Here are some of the findings of this survey from the NUS Women's Campaign:
1 in 7 women students (14%) has been the victim of serious sexual assault or serious physical violence while at university or college, according to the results of a survey conducted by NUS today.While the levels of violence highlighted in this report could be seen as nothing more than depressing news which many people may not want to think about, this data can and should be used as evidence to demand that college administrators have primary prevention plans in place which address the dynamics of violence committed by students and by non-students.
NUS’ ‘Hidden Marks’ survey, which gathered over 2,000 responses from women students in the UK, also found that:
• 12% have been stalked while at university or college
• In 60% of these cases of sexual assault or stalking, the perpetrator was also a student
• Only 4% of women students who have been seriously sexually assaulted have reported it to their institution
• Only 10% of women students who have been seriously sexually assaulted have reported it to the police
• Of those who did not report serious sexual assault to the police, 50% said it was because they felt ashamed or embarrassed, and 43% because thought they would be blamed for what happened.
These plans need to be in sync with effective systems of response since ineffective response systems often communicate that certain offenses are not truly a big deal. This dismissiveness can be communicated by what people say but it can also be communicated by having a system which doesn't meet the most basic needs of those who try to use it.

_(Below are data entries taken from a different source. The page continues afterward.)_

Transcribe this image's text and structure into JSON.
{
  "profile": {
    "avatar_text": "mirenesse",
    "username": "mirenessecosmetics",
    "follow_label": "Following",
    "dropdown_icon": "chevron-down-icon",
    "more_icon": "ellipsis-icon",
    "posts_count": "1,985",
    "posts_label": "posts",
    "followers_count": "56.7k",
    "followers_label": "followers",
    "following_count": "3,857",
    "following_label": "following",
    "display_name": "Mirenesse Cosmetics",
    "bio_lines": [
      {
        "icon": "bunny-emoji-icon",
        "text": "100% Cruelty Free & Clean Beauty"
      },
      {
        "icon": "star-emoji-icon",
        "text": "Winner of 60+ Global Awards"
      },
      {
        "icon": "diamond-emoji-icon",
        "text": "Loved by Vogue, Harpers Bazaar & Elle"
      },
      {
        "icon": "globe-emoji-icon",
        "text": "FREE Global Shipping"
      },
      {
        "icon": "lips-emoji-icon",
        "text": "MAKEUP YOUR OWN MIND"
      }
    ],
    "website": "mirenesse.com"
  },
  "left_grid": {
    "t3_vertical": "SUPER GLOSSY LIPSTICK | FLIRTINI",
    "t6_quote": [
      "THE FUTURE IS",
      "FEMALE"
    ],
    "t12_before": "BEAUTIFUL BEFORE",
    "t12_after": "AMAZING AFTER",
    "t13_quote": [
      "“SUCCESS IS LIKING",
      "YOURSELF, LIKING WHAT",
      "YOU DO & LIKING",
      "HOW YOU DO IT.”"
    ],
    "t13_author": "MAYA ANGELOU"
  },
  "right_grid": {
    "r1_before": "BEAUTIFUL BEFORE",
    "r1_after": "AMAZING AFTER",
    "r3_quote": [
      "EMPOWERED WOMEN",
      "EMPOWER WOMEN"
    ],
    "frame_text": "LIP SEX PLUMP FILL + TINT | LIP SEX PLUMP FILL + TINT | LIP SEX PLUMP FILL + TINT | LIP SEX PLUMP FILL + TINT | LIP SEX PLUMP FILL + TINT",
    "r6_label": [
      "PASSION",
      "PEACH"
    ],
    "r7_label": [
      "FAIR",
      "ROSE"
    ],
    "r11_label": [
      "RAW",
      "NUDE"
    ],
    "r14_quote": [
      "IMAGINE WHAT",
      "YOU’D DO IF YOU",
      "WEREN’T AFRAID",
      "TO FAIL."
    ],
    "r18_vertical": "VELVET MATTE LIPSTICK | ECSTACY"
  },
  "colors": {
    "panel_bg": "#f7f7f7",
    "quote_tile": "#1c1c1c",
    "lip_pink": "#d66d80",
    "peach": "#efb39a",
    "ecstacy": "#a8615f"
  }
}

The survey found that more than 4 in 10 victims of serious sexual assault tell nobody about the crime committed against them. This statistic is a much needed reminder for those who believe they would know if someone close to them was raped.
While I wasn't raped in college I understand the societal pressures and the personal needs which cause so many sexual assault victims to tell nobody for years or, like me, for decades. Some of those pressures have eased, but too many of those pressures are still being applied. Often these pressures are applied when people inform girls and women about how not to be raped rather than informing people about their responsibility to not rape which includes the responsibility to ensure the other person is freely consenting and to never use the likelihood of consent as a substitute for actual consent.
The demands of being a student can be stressful even without the trauma which comes from a sexual assault. I don't know if any college has a fully effective system for making sure that student crime victims have the resources they need to balance recovery, reporting and their original collegiate goals.
Because this survey data is available, college administrators in the UK cannot claim ignorance if they are doing nothing effective to prevent and respond to the types of violence this survey measured. If they fail to act, they are doing so by choice. They need to be held accountable for that choice.
Too often what are called prevention plans are actually reactive plans which at best do nothing to change the underlying risk and which at worst increase the underlying risk by providing rationalizations for violence against women and by shaming certain victims.
These plans need to have measurable goals which can be linked to increased safety and reduced secondary trauma for victims. To evaluate the effectiveness of these plans this survey and others which measure related attitudes and behavior need to be repeated regularly.
When more than a third of the respondents report sometimes feeling unsafe visiting college buildings in the evening, that indicates that colleges have failed. According to the report these feelings of unsafeness were related most commonly to harassment and intimidation.
Too often harassment and intimidation have been positioned as normal male behavior such that women who are bothered by these are considered to be the problem. These women are often told to get thicker skins or to project more confidence.
The reality is that what makes women feel unsafe needs to be viewed as actually making women unsafe. Too often women's perceptions are dismissed if men's perceptions are not the same. Some of those men who feel safe while women feel unsafe are doing the harassing and intimidating. Other men don't feel unsafe because they are not targeted by those doing the harassing and intimidating.
The other way this lack of safety gets wrongfully dismissed is for the feelings of women students who feel safe to nullify the validity of other women's perceptions and experiences.
All of these nullifications can be seen for what they are when they are compared to measurements of actions which make students unsafe such as stalking and sexual assault. When 14% of respondents report having experienced a serious sexual assault or a serious non-sexual assault then UK college campuses and the surrounding areas are clearly not safe no matter how many students feel safe.
The report does more than communicate what has happened, it provides recommendations. The 2 main recommendations are for colleges to adopt a zero-tolerance approach to harassment and violence and for colleges to develop a cross-institutional policy to tackle violence against women.
Many schools in the US have adopted various zero-tolerance policies yet didn't develop any deeper policies related to actively preventing the actions they didn't want to tolerate. If prevention efforts failed they failed because they weren't effective not because prevention can never be effective.
A school with a no violence policy needs to recognize and allow appropriate defensive violence yet many schools fail in this area. If this failure to recognize genuine self-defense is combined with a failure to recognize and stop sexual violence then victims of sexual violence can be victimized by individuals and by the system.
In this scenario, a zero-tolerance policy could increase the amount of sexual violence because those targeted know they will be punished if they fight off the student sexually assaulting them and those targeting them know this as well and know that without self-defensive violence the student they raped may be slandered as suffering from nothing more than morning after regret.